When I moved from Nowhereville, Oklahoma, I moved to a suburb of Oklahoma City where Chris lived. Since my parents made the decision to move there independent of any influence from me, I like to consider that the moment when I became the Accidental Stalker. On my last day, outside our lockers, Little Shit made a point out of telling me that he would miss me that was delivered with obvious dripping sarcasm.
The last time I saw him was outside a debate tournament that was held at the local university of the OKC suburb I was living in then. It was my junior year in high school, and I stopped by to say hi to other former classmates. He came on the school bus and ignored me, and I ignored him. That was that.
I remember Dr. Who sort of “saving” me from Little Shit’s attentions on numerous occasions. Once, when he was too late to intervene, and Little Shit had seen fit to insult my mother in his usual cruel manner, I ran out of the library in my anger and embarrassment. Dr. Who looked at my mother, with Little Shit there to overhear, and said, “Boys are cruel when they’re lovestruck.” My mom repeated this to me, and I was delighted if, for nothing else, because of how embarrassed I knew the Little Shit would have been about that.

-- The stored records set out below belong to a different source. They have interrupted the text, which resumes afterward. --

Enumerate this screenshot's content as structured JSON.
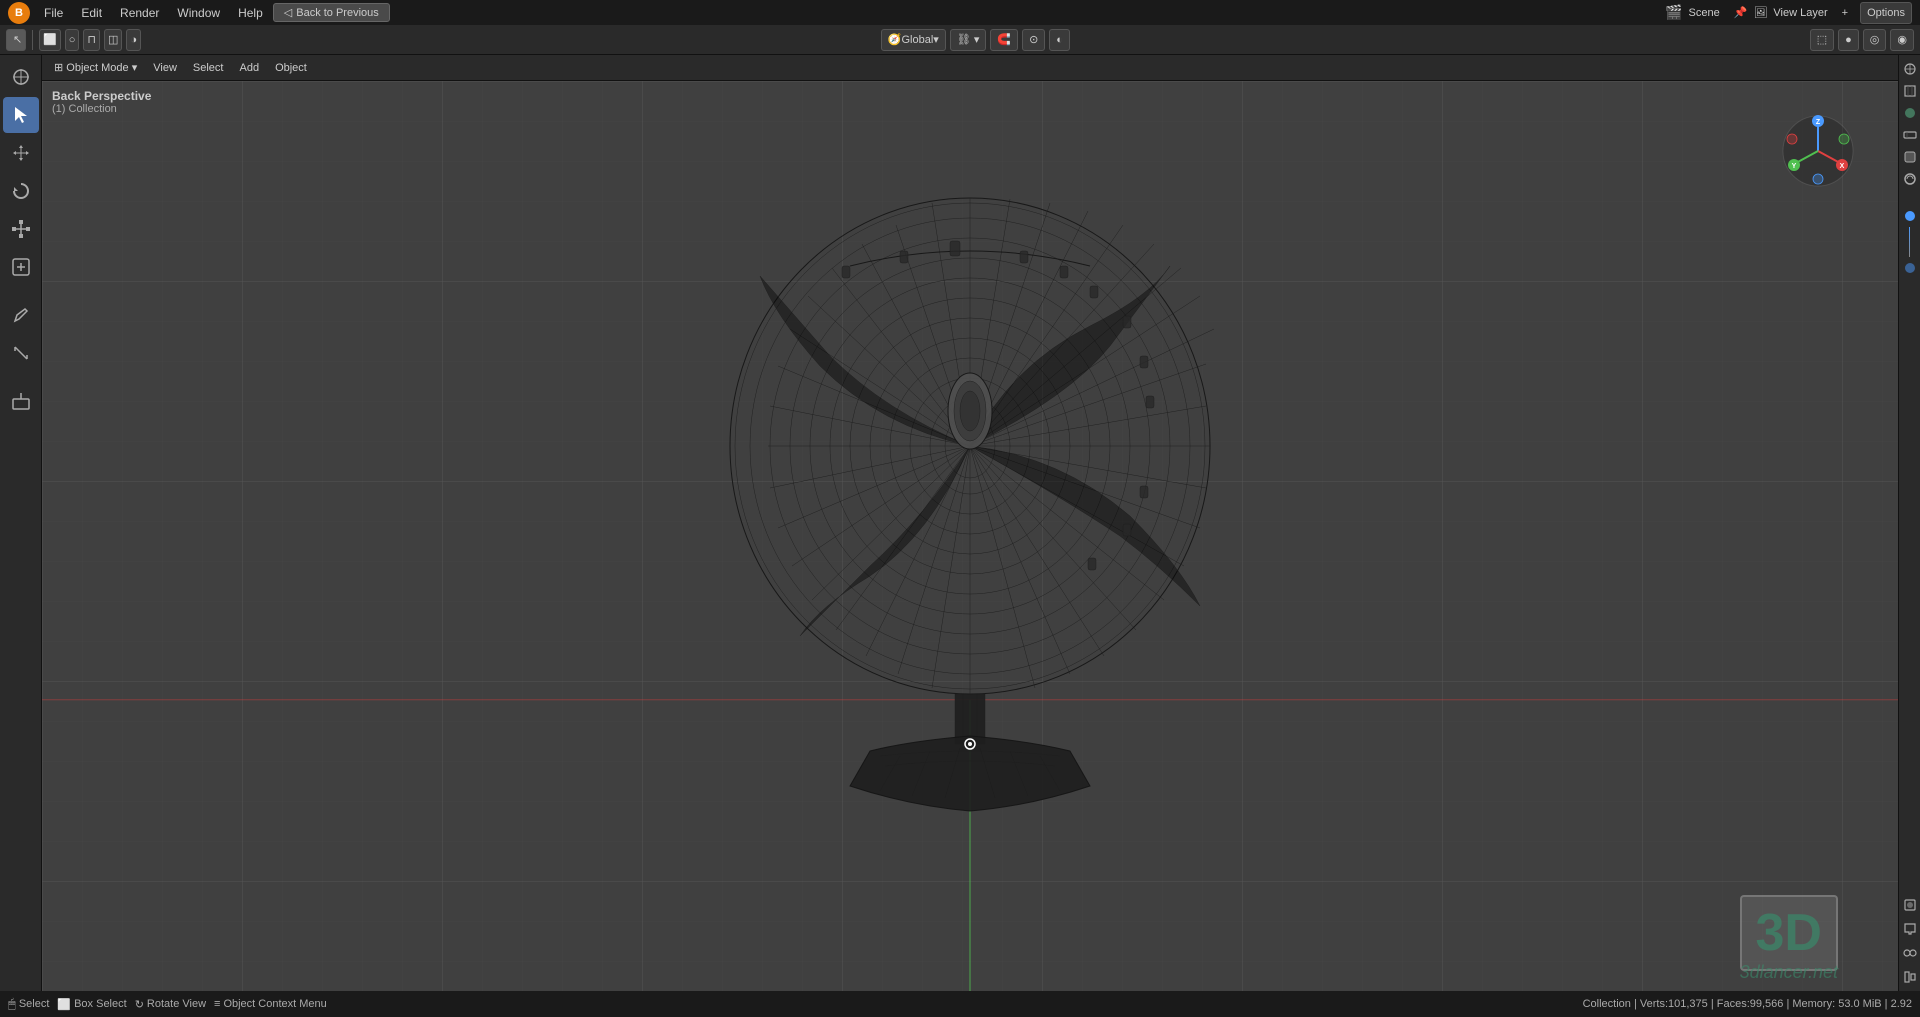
{
  "app": {
    "logo": "B",
    "title": "Blender",
    "back_to_previous": "Back to Previous",
    "scene_label": "Scene",
    "view_layer_label": "View Layer",
    "options_label": "Options"
  },
  "top_menu": {
    "items": [
      "File",
      "Edit",
      "Render",
      "Window",
      "Help"
    ]
  },
  "toolbar": {
    "mode_selector": "Object Mode",
    "viewport_shading": "Global",
    "center_items": [
      "◯",
      "⛓",
      "⊞",
      "⊙",
      "◐"
    ],
    "snap_items": [
      "⊙",
      "↺"
    ]
  },
  "viewport_header": {
    "items": [
      "Object Mode",
      "View",
      "Select",
      "Add",
      "Object"
    ]
  },
  "viewport_info": {
    "view_name": "Back Perspective",
    "collection": "(1) Collection"
  },
  "status_bar": {
    "select_label": "Select",
    "box_select_label": "Box Select",
    "rotate_view_label": "Rotate View",
    "object_context_menu_label": "Object Context Menu",
    "stats": "Collection | Verts:101,375 | Faces:99,566 | Memory: 53.0 MiB | 2.92"
  },
  "watermark": {
    "text_3d": "3D",
    "site": "3dlancer.net"
  },
  "left_tools": [
    {
      "name": "cursor-tool",
      "icon": "✛",
      "active": false
    },
    {
      "name": "select-tool",
      "icon": "↖",
      "active": true
    },
    {
      "name": "move-tool",
      "icon": "✥",
      "active": false
    },
    {
      "name": "rotate-tool",
      "icon": "↻",
      "active": false
    },
    {
      "name": "scale-tool",
      "icon": "⤡",
      "active": false
    },
    {
      "name": "transform-tool",
      "icon": "⊞",
      "active": false
    },
    {
      "name": "annotate-tool",
      "icon": "✏",
      "active": false
    },
    {
      "name": "measure-tool",
      "icon": "📐",
      "active": false
    },
    {
      "name": "add-primitive",
      "icon": "⊕",
      "active": false
    }
  ],
  "colors": {
    "background": "#404040",
    "toolbar_bg": "#2a2a2a",
    "topbar_bg": "#1a1a1a",
    "accent_blue": "#4a6fa5",
    "grid_color": "rgba(255,255,255,0.05)",
    "horizon_red": "rgba(200,60,60,0.6)",
    "y_axis_green": "rgba(80,180,80,0.7)"
  }
}
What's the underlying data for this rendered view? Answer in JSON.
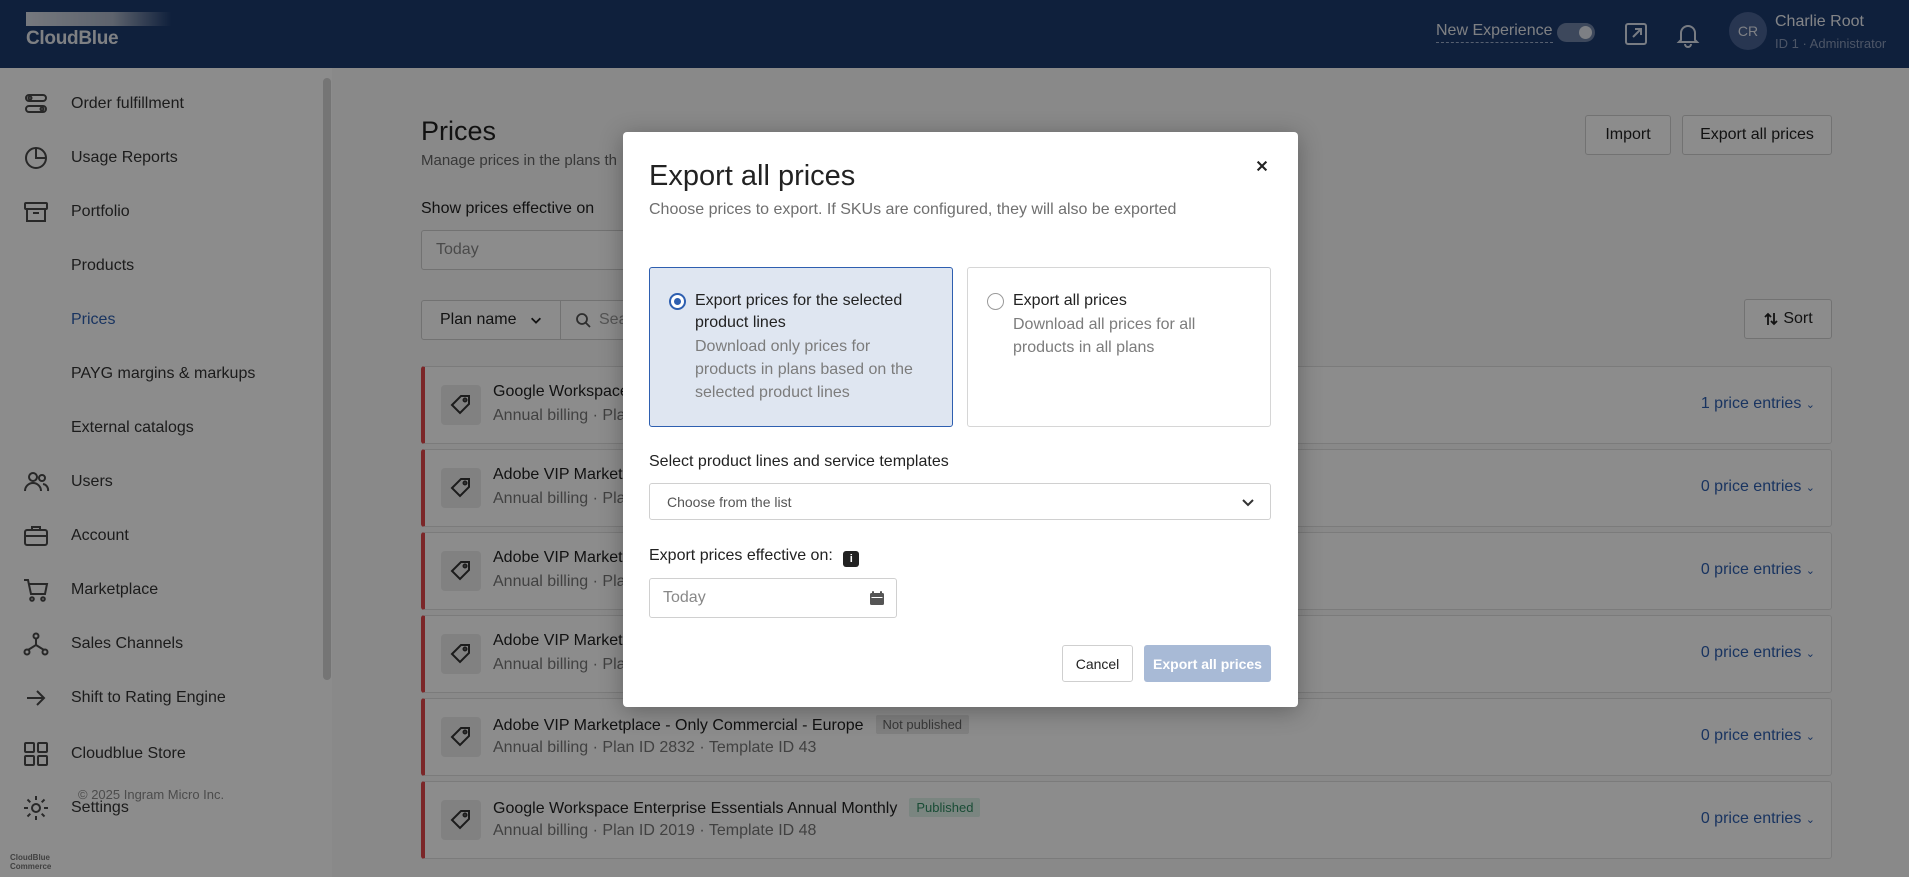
{
  "app": {
    "logo_text": "CloudBlue",
    "footer_logo_line1": "CloudBlue",
    "footer_logo_line2": "Commerce",
    "copyright": "© 2025 Ingram Micro Inc."
  },
  "topbar": {
    "new_experience_label": "New Experience",
    "toggle_on": true,
    "avatar_initials": "CR",
    "user_name": "Charlie Root",
    "user_role": "ID 1 · Administrator"
  },
  "sidebar": {
    "items": [
      {
        "label": "Order fulfillment",
        "icon": "order-fulfillment-icon"
      },
      {
        "label": "Usage Reports",
        "icon": "pie-chart-icon"
      },
      {
        "label": "Portfolio",
        "icon": "archive-icon"
      },
      {
        "label": "Products",
        "sub": true
      },
      {
        "label": "Prices",
        "sub": true,
        "active": true
      },
      {
        "label": "PAYG margins & markups",
        "sub": true
      },
      {
        "label": "External catalogs",
        "sub": true
      },
      {
        "label": "Users",
        "icon": "users-icon"
      },
      {
        "label": "Account",
        "icon": "briefcase-icon"
      },
      {
        "label": "Marketplace",
        "icon": "cart-icon"
      },
      {
        "label": "Sales Channels",
        "icon": "network-icon"
      },
      {
        "label": "Shift to Rating Engine",
        "icon": "arrow-right-icon"
      },
      {
        "label": "Cloudblue Store",
        "icon": "grid-icon"
      },
      {
        "label": "Settings",
        "icon": "gear-icon"
      }
    ]
  },
  "main": {
    "title": "Prices",
    "subtitle": "Manage prices in the plans th",
    "import_label": "Import",
    "export_all_label": "Export all prices",
    "effective_label": "Show prices effective on",
    "effective_value": "Today",
    "plan_filter_label": "Plan name",
    "search_placeholder": "Sea",
    "sort_label": "Sort",
    "rows": [
      {
        "name": "Google Workspace",
        "badge": "",
        "meta": "Annual billing · Pla",
        "count": "1 price entries"
      },
      {
        "name": "Adobe VIP Market",
        "badge": "",
        "meta": "Annual billing · Pla",
        "count": "0 price entries"
      },
      {
        "name": "Adobe VIP Market",
        "badge": "",
        "meta": "Annual billing · Pla",
        "count": "0 price entries"
      },
      {
        "name": "Adobe VIP Market",
        "badge": "",
        "meta": "Annual billing · Pla",
        "count": "0 price entries"
      },
      {
        "name": "Adobe VIP Marketplace - Only Commercial - Europe",
        "badge": "Not published",
        "meta": "Annual billing · Plan ID 2832 · Template ID 43",
        "count": "0 price entries"
      },
      {
        "name": "Google Workspace Enterprise Essentials Annual Monthly",
        "badge": "Published",
        "meta": "Annual billing · Plan ID 2019 · Template ID 48",
        "count": "0 price entries"
      }
    ]
  },
  "modal": {
    "title": "Export all prices",
    "subtitle": "Choose prices to export. If SKUs are configured, they will also be exported",
    "option_selected": {
      "title": "Export prices for the selected product lines",
      "desc": "Download only prices for products in plans based on the selected product lines"
    },
    "option_all": {
      "title": "Export all prices",
      "desc": "Download all prices for all products in all plans"
    },
    "product_lines_label": "Select product lines and service templates",
    "product_lines_placeholder": "Choose from the list",
    "effective_label": "Export prices effective on:",
    "effective_value": "Today",
    "cancel_label": "Cancel",
    "export_label": "Export all prices"
  }
}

In hindsight, though, it strikes me as a big injustice to teach our girls that what they can expect out of love is for some man to abuse and berate and shame them. That’s true love. The boy who pushes you down on the playground, the one who pulls your pig tails and calls you names. How many of us never outgrow this? I wonder.